In June 2017, FBI agents delivered a subpoena to Tallahassee City Hall requesting thousands of pages of records from key players in city government. The records related to top local developers behind projects subsidized by the city's Community Redevelopment Agency. The FBI issued more subpoenas through May 2018, and the city has turned over about 200,000 records.

The Tallahassee Democrat broke the story about the FBI investigation on June 22, 2017. The next day, Gillum said he had already met with the FBI, and that the FBI told him he was not the focus of the investigation.

"Last week, the FBI approached me about several people and businesses here in Tallahassee," Gillum said in a statement. "I spoke with them and told them they could expect both the city and my personal cooperation with the investigation. They assured me I was not the focus of an investigation and that they would be moving quickly with their work."

Gillum met with the FBI without a lawyer present, he says. Barry Richard, Gillum's attorney for a related state ethics commission complaint, told PolitiFact that the FBI has not asked for any subsequent meeting with Gillum or any documents from him.

"There is no FBI probe of Gillum," Richard said. "The only connection is the FBI asked him some questions in his home and told him he wasn't the focus."

Steven R. Andrews, a Tallahassee attorney representing the city's former manager — who testified before the federal grand jury — told Politico he believes Gillum is in the clear. Prosecutors never asked his client about the mayor, Andrews said.

Law enforcement hasn't commented to the media about the investigation.

We don't know the full story behind the FBI investigation yet, because law enforcement has made no announcements about the case. But there is no evidence that Gillum has run from the FBI.

We rate this statement False.

ALSO IN THIS SECTION
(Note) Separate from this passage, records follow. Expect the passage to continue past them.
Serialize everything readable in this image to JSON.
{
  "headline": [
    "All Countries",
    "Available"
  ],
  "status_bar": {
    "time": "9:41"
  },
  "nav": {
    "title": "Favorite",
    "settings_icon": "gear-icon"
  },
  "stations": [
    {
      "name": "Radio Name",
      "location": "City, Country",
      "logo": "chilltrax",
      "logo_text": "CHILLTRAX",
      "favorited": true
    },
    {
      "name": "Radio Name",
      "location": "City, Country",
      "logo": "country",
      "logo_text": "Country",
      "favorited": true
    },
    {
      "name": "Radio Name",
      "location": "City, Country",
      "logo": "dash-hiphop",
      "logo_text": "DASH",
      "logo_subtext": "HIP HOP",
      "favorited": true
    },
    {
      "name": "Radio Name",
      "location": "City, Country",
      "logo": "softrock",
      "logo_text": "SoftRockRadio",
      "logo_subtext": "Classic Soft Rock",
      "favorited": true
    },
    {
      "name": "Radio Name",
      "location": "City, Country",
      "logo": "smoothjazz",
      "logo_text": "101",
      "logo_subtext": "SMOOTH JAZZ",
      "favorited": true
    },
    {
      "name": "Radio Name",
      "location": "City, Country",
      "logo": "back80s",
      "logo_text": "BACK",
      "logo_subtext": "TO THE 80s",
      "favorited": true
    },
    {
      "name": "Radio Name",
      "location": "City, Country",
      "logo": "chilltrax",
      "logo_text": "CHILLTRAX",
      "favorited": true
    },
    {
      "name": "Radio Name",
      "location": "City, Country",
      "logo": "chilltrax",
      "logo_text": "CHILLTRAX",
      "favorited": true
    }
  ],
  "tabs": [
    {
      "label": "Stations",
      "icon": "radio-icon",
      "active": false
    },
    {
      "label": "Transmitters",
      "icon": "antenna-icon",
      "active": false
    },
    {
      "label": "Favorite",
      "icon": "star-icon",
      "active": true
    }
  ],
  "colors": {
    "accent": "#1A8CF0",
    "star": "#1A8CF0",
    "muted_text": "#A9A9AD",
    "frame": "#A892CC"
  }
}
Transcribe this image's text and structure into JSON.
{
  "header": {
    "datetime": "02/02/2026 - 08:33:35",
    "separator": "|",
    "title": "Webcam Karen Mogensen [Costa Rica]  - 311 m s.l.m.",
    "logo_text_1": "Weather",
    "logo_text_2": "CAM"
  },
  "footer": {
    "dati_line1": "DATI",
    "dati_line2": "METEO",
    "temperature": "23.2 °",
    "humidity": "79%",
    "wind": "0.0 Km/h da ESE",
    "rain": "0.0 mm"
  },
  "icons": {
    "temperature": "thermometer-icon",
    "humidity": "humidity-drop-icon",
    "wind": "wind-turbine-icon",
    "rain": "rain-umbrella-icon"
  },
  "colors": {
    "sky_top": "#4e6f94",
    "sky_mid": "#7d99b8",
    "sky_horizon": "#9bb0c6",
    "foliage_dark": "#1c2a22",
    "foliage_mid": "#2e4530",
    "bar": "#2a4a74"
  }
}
  1. 35 minutes ago• Opinion
    An elderly couple walks down a hall of a nursing home. MATT ROURKE  |  AP
    Here’s what readers had to say in Sunday’s letters to the editor.
  2. A huge number of homes owned by Baby Boomers will sell in the next 20 years. How will the trend affect the Florida housing market? CAMERON GILLIE  |  NAPLES DAILY NEWS
    The enormous generation born between 1946 and 1964 owns about 40 percent of the homes across the country.
  3. The Reed at Encore, one of Tampa's signature affordable housing projects
    Here’s what readers had to say in Saturday’s letters to the editor.
  4. Standardized test scores paint a bleak picture of stagnation, not progress.
  5. Focus on better standard pay and creating classrooms where their students can thrive.
  6. Pastor Jeremiah Saunders poses for a photo among the ruins of his church that was destroyed by Hurricane Dorian, in High Rock, Grand Bahama, Bahamas, on Sept. 11, 2019. RAMON ESPINOSA  |  AP
    Where does “strong” begin and, more important, where does it end? So asks this columnist.
  7. Elementary school students go through the lunch line in the school's cafeteria in Paducah, Kentucky. ELLEN O'NAN  |  AP
    Why, just think of all the savings from cutting school lunch programs, writes Daniel Ruth.
  8. Conservative critics of the Pasco school district's stance on LGBTQ issues have complained to the School Board for a year, and show no indication of backing down. They've been wearing t-shirts saying 'Pasco kids at risk' — something district officials strongly reject. JEFFREY SOLOCHEK  |  Times Staff Writer
    Students offer a lesson in civility and acceptance.
  9. Rep. Crist champions a way to cut down on spam callers.
  10. Attorney General William Barr speaks with members of the press before participating in a law enforcement roundtable at the Flathead County Sheriff's Posse in Evergreen, Mont. PATRICK SEMANSKY  |  AP
    Attorney General Barr should not threaten communities that question police conduct
Advertisement
Advertisement
Advertisement